The more we learn about Jay Inslee’s extreme environmental agenda, the more we see that our green, green governor appears to be waging war on the pocketbooks of Washington State’s working families. Inslee’s latest battle in his “green war” is his proposal for a dramatic boost in the state’s fish consumption rate to unrealistically increase water quality standards.
State Senator John Braun wants people to know more about Inslee’s unprecedented new rules, which (if actually adopted) would significantly boost city water treatment bills. In fact, the City of Bellingham predicts that families can expect an increase from $35 up to $200 per month in their sewage bills.
If you thought Inslee’s latest offensive move against Washington’s taxpayers stopped with his new rules on water quality standards, you were wrong. In addition to his unrealistic (and unscientific) new standards, Inslee announced that he would begin to “take a broader approach to areas that are not currently regulated” — areas which he “defined as ‘up stream at the source,’ and that ‘the majority of toxins come from what we build.’”
Braun writes in The Daily News,
“What we build in Washington happens through big and small manufacturing companies that employ more than 300,000 people and contribute more than $26 billion a year to the state’s economy. Many of these companies, such as Simpson Timber and PDM Steel in Cowlitz County, are the economic foundation and lifeblood for hundreds of communities throughout the state.”
How does Inslee plan on applying his “broader” regulatory approach to big and small manufacturing companies? By making Washington State’s big government even bigger, of course. Again, Senator Braun:
“The governor’s proposal, called the Toxin Reduction package, includes giving the Department of Ecology expanded authority to ban certain chemicals and require companies to use new “green chemicals.” The proposal also expands DOE’s reach into local governments to force change through the permitting process and into areas not currently covered by permitting. The most serious consequence of the changes is that the science and technology don’t even exist to comply with some of the new regulations, and the alternatives are too costly for many businesses to bear.”
In other words, in one sweeping move, Inslee wants to expand his war on Washington’s working families to include a war on jobseverywhere … all for the sake of his extreme green agenda. At the expense of taxpayers, Inslee wants to increase the control of his army of unelected bureaucrats at the Department of Ecology, giving them “more power and authority over how we build things in Washington.”

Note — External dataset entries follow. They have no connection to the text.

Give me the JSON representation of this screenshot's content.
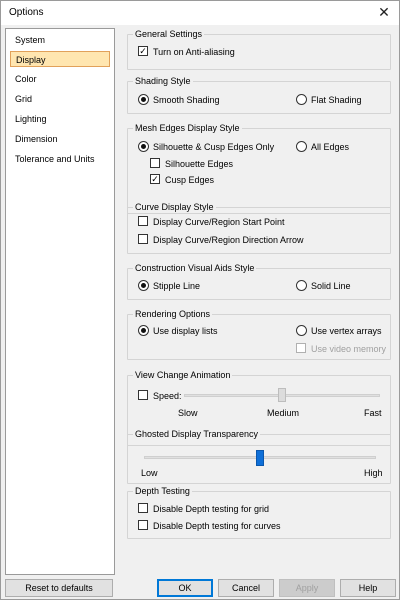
{
  "window": {
    "title": "Options",
    "close_glyph": "✕"
  },
  "sidebar": {
    "items": [
      {
        "label": "System",
        "selected": false
      },
      {
        "label": "Display",
        "selected": true
      },
      {
        "label": "Color",
        "selected": false
      },
      {
        "label": "Grid",
        "selected": false
      },
      {
        "label": "Lighting",
        "selected": false
      },
      {
        "label": "Dimension",
        "selected": false
      },
      {
        "label": "Tolerance  and Units",
        "selected": false
      }
    ]
  },
  "general": {
    "title": "General Settings",
    "anti_aliasing": {
      "label": "Turn on Anti-aliasing",
      "checked": true
    }
  },
  "shading": {
    "title": "Shading Style",
    "smooth": {
      "label": "Smooth Shading",
      "selected": true
    },
    "flat": {
      "label": "Flat Shading",
      "selected": false
    }
  },
  "mesh_edges": {
    "title": "Mesh Edges Display Style",
    "silhouette_cusp": {
      "label": "Silhouette & Cusp Edges Only",
      "selected": true
    },
    "all_edges": {
      "label": "All Edges",
      "selected": false
    },
    "silhouette_edges": {
      "label": "Silhouette Edges",
      "checked": false
    },
    "cusp_edges": {
      "label": "Cusp Edges",
      "checked": true
    }
  },
  "curve_display": {
    "title": "Curve Display Style",
    "start_point": {
      "label": "Display Curve/Region Start Point",
      "checked": false
    },
    "direction_arrow": {
      "label": "Display Curve/Region Direction Arrow",
      "checked": false
    }
  },
  "construction": {
    "title": "Construction Visual Aids Style",
    "stipple": {
      "label": "Stipple Line",
      "selected": true
    },
    "solid": {
      "label": "Solid Line",
      "selected": false
    }
  },
  "rendering": {
    "title": "Rendering Options",
    "display_lists": {
      "label": "Use display lists",
      "selected": true
    },
    "vertex_arrays": {
      "label": "Use vertex arrays",
      "selected": false
    },
    "video_memory": {
      "label": "Use video memory",
      "checked": false,
      "enabled": false
    }
  },
  "view_animation": {
    "title": "View Change Animation",
    "speed": {
      "label": "Speed:",
      "checked": false
    },
    "slider_value": 0.5,
    "ticks": {
      "slow": "Slow",
      "medium": "Medium",
      "fast": "Fast"
    }
  },
  "ghosted": {
    "title": "Ghosted Display Transparency",
    "slider_value": 0.5,
    "ticks": {
      "low": "Low",
      "high": "High"
    }
  },
  "depth": {
    "title": "Depth Testing",
    "grid": {
      "label": "Disable Depth testing for grid",
      "checked": false
    },
    "curves": {
      "label": "Disable Depth testing for curves",
      "checked": false
    }
  },
  "buttons": {
    "reset": "Reset to defaults",
    "ok": "OK",
    "cancel": "Cancel",
    "apply": "Apply",
    "help": "Help"
  },
  "colors": {
    "selected_item_bg": "#ffe6b0",
    "selected_item_border": "#e1a15a",
    "slider_thumb_active": "#0e6fd8",
    "default_button_border": "#0078d7"
  }
}
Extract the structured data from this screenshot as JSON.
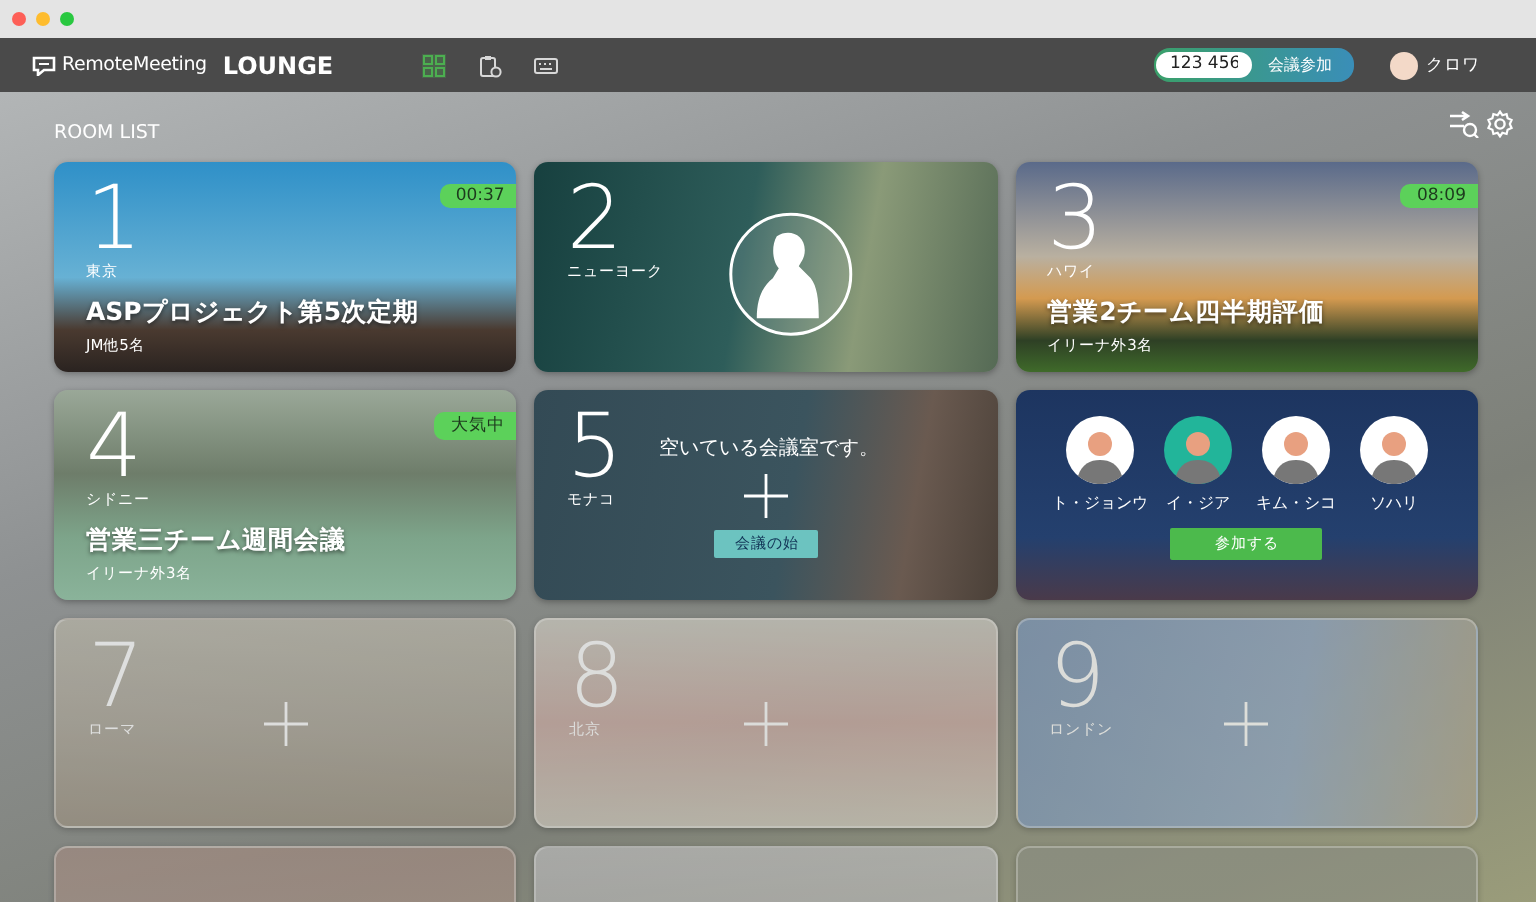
{
  "header": {
    "logo": "RemoteMeeting",
    "app_name": "LOUNGE",
    "nav": [
      {
        "kind": "grid",
        "selected": true
      },
      {
        "kind": "clipboard",
        "selected": false
      },
      {
        "kind": "keyboard",
        "selected": false
      }
    ],
    "meeting_code": "123 456",
    "join_button": "会議参加",
    "user": "クロワ"
  },
  "room_list": {
    "title": "ROOM LIST",
    "rooms": [
      {
        "kind": "active",
        "number": "1",
        "city": "東京",
        "title": "ASPプロジェクト第5次定期",
        "participants": "JM他5名",
        "badge": "00:37"
      },
      {
        "kind": "private",
        "number": "2",
        "city": "ニューヨーク"
      },
      {
        "kind": "active",
        "number": "3",
        "city": "ハワイ",
        "title": "営業2チーム四半期評価",
        "participants": "イリーナ外3名",
        "badge": "08:09"
      },
      {
        "kind": "active",
        "number": "4",
        "city": "シドニー",
        "title": "営業三チーム週間会議",
        "participants": "イリーナ外3名",
        "badge": "大気中"
      },
      {
        "kind": "open",
        "number": "5",
        "city": "モナコ",
        "message": "空いている会議室です。",
        "button": "会議の始"
      },
      {
        "kind": "members",
        "members": [
          {
            "name": "ト・ジョンウ"
          },
          {
            "name": "イ・ジア"
          },
          {
            "name": "キム・シコ"
          },
          {
            "name": "ソハリ"
          }
        ],
        "button": "参加する"
      },
      {
        "kind": "vacant",
        "number": "7",
        "city": "ローマ"
      },
      {
        "kind": "vacant",
        "number": "8",
        "city": "北京"
      },
      {
        "kind": "vacant",
        "number": "9",
        "city": "ロンドン"
      },
      {
        "kind": "vacant"
      },
      {
        "kind": "vacant"
      },
      {
        "kind": "vacant"
      }
    ]
  }
}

Braun writes that “banning certain chemicals or demanding that companies remove components when no alternatives exist”— which is sure to happen once Ecology’s bureaucrats have the power — “makes the governor’s retaliatory approach unworkable and harmful to our economic health.”
That’s harmful to Washington’s economy, and taxpayers.